-- The problem --
Pictures aside, print all of the data below exactly as written.

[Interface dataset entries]
--------

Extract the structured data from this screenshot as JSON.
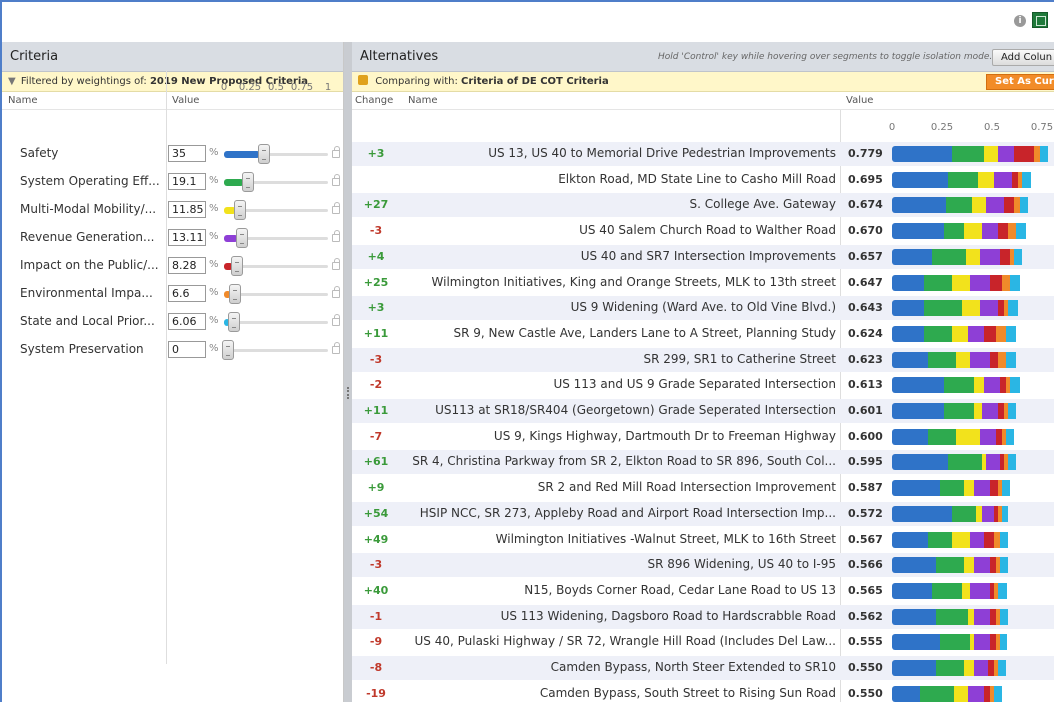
{
  "left": {
    "title": "Criteria",
    "filter_label": "Filtered by weightings of:",
    "filter_value": "2019 New Proposed Criteria",
    "col_name": "Name",
    "col_value": "Value",
    "scale": [
      "0",
      "0.25",
      "0.5",
      "0.75",
      "1"
    ],
    "pct_symbol": "%",
    "criteria": [
      {
        "name": "Safety",
        "value": "35",
        "weight": 0.35,
        "color": "#2f73c8"
      },
      {
        "name": "System Operating Eff...",
        "value": "19.1",
        "weight": 0.191,
        "color": "#2eaa4f"
      },
      {
        "name": "Multi-Modal Mobility/...",
        "value": "11.85",
        "weight": 0.1185,
        "color": "#f2e21c"
      },
      {
        "name": "Revenue Generation...",
        "value": "13.11",
        "weight": 0.1311,
        "color": "#8e3fd6"
      },
      {
        "name": "Impact on the Public/...",
        "value": "8.28",
        "weight": 0.0828,
        "color": "#c8242a"
      },
      {
        "name": "Environmental Impa...",
        "value": "6.6",
        "weight": 0.066,
        "color": "#f08a2a"
      },
      {
        "name": "State and Local Prior...",
        "value": "6.06",
        "weight": 0.0606,
        "color": "#2ab6e4"
      },
      {
        "name": "System Preservation",
        "value": "0",
        "weight": 0,
        "color": "#999999"
      }
    ]
  },
  "right": {
    "title": "Alternatives",
    "hint": "Hold 'Control' key while hovering over segments to toggle isolation mode.",
    "add_column": "Add Colun",
    "compare_label": "Comparing with:",
    "compare_value": "Criteria of DE COT Criteria",
    "set_button": "Set As Curre",
    "col_change": "Change",
    "col_name": "Name",
    "col_value": "Value",
    "scale": [
      "0",
      "0.25",
      "0.5",
      "0.75"
    ],
    "alternatives": [
      {
        "change": "+3",
        "name": "US 13, US 40 to Memorial Drive Pedestrian Improvements",
        "value": "0.779",
        "segs": [
          0.3,
          0.16,
          0.07,
          0.08,
          0.1,
          0.03,
          0.04
        ]
      },
      {
        "change": "",
        "name": "Elkton Road, MD State Line to Casho Mill Road",
        "value": "0.695",
        "segs": [
          0.28,
          0.15,
          0.08,
          0.09,
          0.03,
          0.02,
          0.045
        ]
      },
      {
        "change": "+27",
        "name": "S. College Ave. Gateway",
        "value": "0.674",
        "segs": [
          0.27,
          0.13,
          0.07,
          0.09,
          0.05,
          0.03,
          0.04
        ]
      },
      {
        "change": "-3",
        "name": "US 40 Salem Church Road to Walther Road",
        "value": "0.670",
        "segs": [
          0.26,
          0.1,
          0.09,
          0.08,
          0.05,
          0.04,
          0.05
        ]
      },
      {
        "change": "+4",
        "name": "US 40 and SR7 Intersection Improvements",
        "value": "0.657",
        "segs": [
          0.2,
          0.17,
          0.07,
          0.1,
          0.05,
          0.02,
          0.04
        ]
      },
      {
        "change": "+25",
        "name": "Wilmington Initiatives, King and Orange Streets, MLK to 13th street",
        "value": "0.647",
        "segs": [
          0.16,
          0.14,
          0.09,
          0.1,
          0.06,
          0.04,
          0.05
        ]
      },
      {
        "change": "+3",
        "name": "US 9 Widening (Ward Ave. to Old Vine Blvd.)",
        "value": "0.643",
        "segs": [
          0.16,
          0.19,
          0.09,
          0.09,
          0.03,
          0.02,
          0.05
        ]
      },
      {
        "change": "+11",
        "name": "SR 9, New Castle Ave, Landers Lane to A Street, Planning Study",
        "value": "0.624",
        "segs": [
          0.16,
          0.14,
          0.08,
          0.08,
          0.06,
          0.05,
          0.05
        ]
      },
      {
        "change": "-3",
        "name": "SR 299, SR1 to Catherine Street",
        "value": "0.623",
        "segs": [
          0.18,
          0.14,
          0.07,
          0.1,
          0.04,
          0.04,
          0.05
        ]
      },
      {
        "change": "-2",
        "name": "US 113 and US 9 Grade Separated Intersection",
        "value": "0.613",
        "segs": [
          0.26,
          0.15,
          0.05,
          0.08,
          0.03,
          0.02,
          0.05
        ]
      },
      {
        "change": "+11",
        "name": "US113 at SR18/SR404 (Georgetown) Grade Seperated Intersection",
        "value": "0.601",
        "segs": [
          0.26,
          0.15,
          0.04,
          0.08,
          0.03,
          0.02,
          0.04
        ]
      },
      {
        "change": "-7",
        "name": "US 9, Kings Highway, Dartmouth Dr to Freeman Highway",
        "value": "0.600",
        "segs": [
          0.18,
          0.14,
          0.12,
          0.08,
          0.03,
          0.02,
          0.04
        ]
      },
      {
        "change": "+61",
        "name": "SR 4, Christina Parkway from SR 2, Elkton Road to SR 896, South Col...",
        "value": "0.595",
        "segs": [
          0.28,
          0.17,
          0.02,
          0.07,
          0.02,
          0.02,
          0.04
        ]
      },
      {
        "change": "+9",
        "name": "SR 2 and Red Mill Road Intersection Improvement",
        "value": "0.587",
        "segs": [
          0.24,
          0.12,
          0.05,
          0.08,
          0.04,
          0.02,
          0.04
        ]
      },
      {
        "change": "+54",
        "name": "HSIP NCC, SR 273, Appleby Road and Airport Road Intersection Imp...",
        "value": "0.572",
        "segs": [
          0.3,
          0.12,
          0.03,
          0.06,
          0.02,
          0.02,
          0.03
        ]
      },
      {
        "change": "+49",
        "name": "Wilmington Initiatives -Walnut Street, MLK to 16th Street",
        "value": "0.567",
        "segs": [
          0.18,
          0.12,
          0.09,
          0.07,
          0.05,
          0.03,
          0.04
        ]
      },
      {
        "change": "-3",
        "name": "SR 896 Widening, US 40 to I-95",
        "value": "0.566",
        "segs": [
          0.22,
          0.14,
          0.05,
          0.08,
          0.03,
          0.02,
          0.04
        ]
      },
      {
        "change": "+40",
        "name": "N15, Boyds Corner Road, Cedar Lane Road to US 13",
        "value": "0.565",
        "segs": [
          0.2,
          0.15,
          0.04,
          0.1,
          0.02,
          0.02,
          0.045
        ]
      },
      {
        "change": "-1",
        "name": "US 113 Widening, Dagsboro Road to Hardscrabble Road",
        "value": "0.562",
        "segs": [
          0.22,
          0.16,
          0.03,
          0.08,
          0.03,
          0.02,
          0.04
        ]
      },
      {
        "change": "-9",
        "name": "US 40, Pulaski Highway / SR 72, Wrangle Hill Road (Includes Del Law...",
        "value": "0.555",
        "segs": [
          0.24,
          0.15,
          0.02,
          0.08,
          0.03,
          0.02,
          0.035
        ]
      },
      {
        "change": "-8",
        "name": "Camden Bypass, North Steer Extended to SR10",
        "value": "0.550",
        "segs": [
          0.22,
          0.14,
          0.05,
          0.07,
          0.03,
          0.02,
          0.04
        ]
      },
      {
        "change": "-19",
        "name": "Camden Bypass, South Street to Rising Sun Road",
        "value": "0.550",
        "segs": [
          0.14,
          0.17,
          0.07,
          0.08,
          0.03,
          0.02,
          0.04
        ]
      }
    ]
  }
}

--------

-- Answer for this exercise --
Extract the structured data from this screenshot as JSON.
{
  "left": {
    "title": "Criteria",
    "filter_label": "Filtered by weightings of:",
    "filter_value": "2019 New Proposed Criteria",
    "col_name": "Name",
    "col_value": "Value",
    "scale": [
      "0",
      "0.25",
      "0.5",
      "0.75",
      "1"
    ],
    "pct_symbol": "%",
    "criteria": [
      {
        "name": "Safety",
        "value": "35",
        "weight": 0.35,
        "color": "#2f73c8"
      },
      {
        "name": "System Operating Eff...",
        "value": "19.1",
        "weight": 0.191,
        "color": "#2eaa4f"
      },
      {
        "name": "Multi-Modal Mobility/...",
        "value": "11.85",
        "weight": 0.1185,
        "color": "#f2e21c"
      },
      {
        "name": "Revenue Generation...",
        "value": "13.11",
        "weight": 0.1311,
        "color": "#8e3fd6"
      },
      {
        "name": "Impact on the Public/...",
        "value": "8.28",
        "weight": 0.0828,
        "color": "#c8242a"
      },
      {
        "name": "Environmental Impa...",
        "value": "6.6",
        "weight": 0.066,
        "color": "#f08a2a"
      },
      {
        "name": "State and Local Prior...",
        "value": "6.06",
        "weight": 0.0606,
        "color": "#2ab6e4"
      },
      {
        "name": "System Preservation",
        "value": "0",
        "weight": 0,
        "color": "#999999"
      }
    ]
  },
  "right": {
    "title": "Alternatives",
    "hint": "Hold 'Control' key while hovering over segments to toggle isolation mode.",
    "add_column": "Add Colun",
    "compare_label": "Comparing with:",
    "compare_value": "Criteria of DE COT Criteria",
    "set_button": "Set As Curre",
    "col_change": "Change",
    "col_name": "Name",
    "col_value": "Value",
    "scale": [
      "0",
      "0.25",
      "0.5",
      "0.75"
    ],
    "alternatives": [
      {
        "change": "+3",
        "name": "US 13, US 40 to Memorial Drive Pedestrian Improvements",
        "value": "0.779",
        "segs": [
          0.3,
          0.16,
          0.07,
          0.08,
          0.1,
          0.03,
          0.04
        ]
      },
      {
        "change": "",
        "name": "Elkton Road, MD State Line to Casho Mill Road",
        "value": "0.695",
        "segs": [
          0.28,
          0.15,
          0.08,
          0.09,
          0.03,
          0.02,
          0.045
        ]
      },
      {
        "change": "+27",
        "name": "S. College Ave. Gateway",
        "value": "0.674",
        "segs": [
          0.27,
          0.13,
          0.07,
          0.09,
          0.05,
          0.03,
          0.04
        ]
      },
      {
        "change": "-3",
        "name": "US 40 Salem Church Road to Walther Road",
        "value": "0.670",
        "segs": [
          0.26,
          0.1,
          0.09,
          0.08,
          0.05,
          0.04,
          0.05
        ]
      },
      {
        "change": "+4",
        "name": "US 40 and SR7 Intersection Improvements",
        "value": "0.657",
        "segs": [
          0.2,
          0.17,
          0.07,
          0.1,
          0.05,
          0.02,
          0.04
        ]
      },
      {
        "change": "+25",
        "name": "Wilmington Initiatives, King and Orange Streets, MLK to 13th street",
        "value": "0.647",
        "segs": [
          0.16,
          0.14,
          0.09,
          0.1,
          0.06,
          0.04,
          0.05
        ]
      },
      {
        "change": "+3",
        "name": "US 9 Widening (Ward Ave. to Old Vine Blvd.)",
        "value": "0.643",
        "segs": [
          0.16,
          0.19,
          0.09,
          0.09,
          0.03,
          0.02,
          0.05
        ]
      },
      {
        "change": "+11",
        "name": "SR 9, New Castle Ave, Landers Lane to A Street, Planning Study",
        "value": "0.624",
        "segs": [
          0.16,
          0.14,
          0.08,
          0.08,
          0.06,
          0.05,
          0.05
        ]
      },
      {
        "change": "-3",
        "name": "SR 299, SR1 to Catherine Street",
        "value": "0.623",
        "segs": [
          0.18,
          0.14,
          0.07,
          0.1,
          0.04,
          0.04,
          0.05
        ]
      },
      {
        "change": "-2",
        "name": "US 113 and US 9 Grade Separated Intersection",
        "value": "0.613",
        "segs": [
          0.26,
          0.15,
          0.05,
          0.08,
          0.03,
          0.02,
          0.05
        ]
      },
      {
        "change": "+11",
        "name": "US113 at SR18/SR404 (Georgetown) Grade Seperated Intersection",
        "value": "0.601",
        "segs": [
          0.26,
          0.15,
          0.04,
          0.08,
          0.03,
          0.02,
          0.04
        ]
      },
      {
        "change": "-7",
        "name": "US 9, Kings Highway, Dartmouth Dr to Freeman Highway",
        "value": "0.600",
        "segs": [
          0.18,
          0.14,
          0.12,
          0.08,
          0.03,
          0.02,
          0.04
        ]
      },
      {
        "change": "+61",
        "name": "SR 4, Christina Parkway from SR 2, Elkton Road to SR 896, South Col...",
        "value": "0.595",
        "segs": [
          0.28,
          0.17,
          0.02,
          0.07,
          0.02,
          0.02,
          0.04
        ]
      },
      {
        "change": "+9",
        "name": "SR 2 and Red Mill Road Intersection Improvement",
        "value": "0.587",
        "segs": [
          0.24,
          0.12,
          0.05,
          0.08,
          0.04,
          0.02,
          0.04
        ]
      },
      {
        "change": "+54",
        "name": "HSIP NCC, SR 273, Appleby Road and Airport Road Intersection Imp...",
        "value": "0.572",
        "segs": [
          0.3,
          0.12,
          0.03,
          0.06,
          0.02,
          0.02,
          0.03
        ]
      },
      {
        "change": "+49",
        "name": "Wilmington Initiatives -Walnut Street, MLK to 16th Street",
        "value": "0.567",
        "segs": [
          0.18,
          0.12,
          0.09,
          0.07,
          0.05,
          0.03,
          0.04
        ]
      },
      {
        "change": "-3",
        "name": "SR 896 Widening, US 40 to I-95",
        "value": "0.566",
        "segs": [
          0.22,
          0.14,
          0.05,
          0.08,
          0.03,
          0.02,
          0.04
        ]
      },
      {
        "change": "+40",
        "name": "N15, Boyds Corner Road, Cedar Lane Road to US 13",
        "value": "0.565",
        "segs": [
          0.2,
          0.15,
          0.04,
          0.1,
          0.02,
          0.02,
          0.045
        ]
      },
      {
        "change": "-1",
        "name": "US 113 Widening, Dagsboro Road to Hardscrabble Road",
        "value": "0.562",
        "segs": [
          0.22,
          0.16,
          0.03,
          0.08,
          0.03,
          0.02,
          0.04
        ]
      },
      {
        "change": "-9",
        "name": "US 40, Pulaski Highway / SR 72, Wrangle Hill Road (Includes Del Law...",
        "value": "0.555",
        "segs": [
          0.24,
          0.15,
          0.02,
          0.08,
          0.03,
          0.02,
          0.035
        ]
      },
      {
        "change": "-8",
        "name": "Camden Bypass, North Steer Extended to SR10",
        "value": "0.550",
        "segs": [
          0.22,
          0.14,
          0.05,
          0.07,
          0.03,
          0.02,
          0.04
        ]
      },
      {
        "change": "-19",
        "name": "Camden Bypass, South Street to Rising Sun Road",
        "value": "0.550",
        "segs": [
          0.14,
          0.17,
          0.07,
          0.08,
          0.03,
          0.02,
          0.04
        ]
      }
    ]
  }
}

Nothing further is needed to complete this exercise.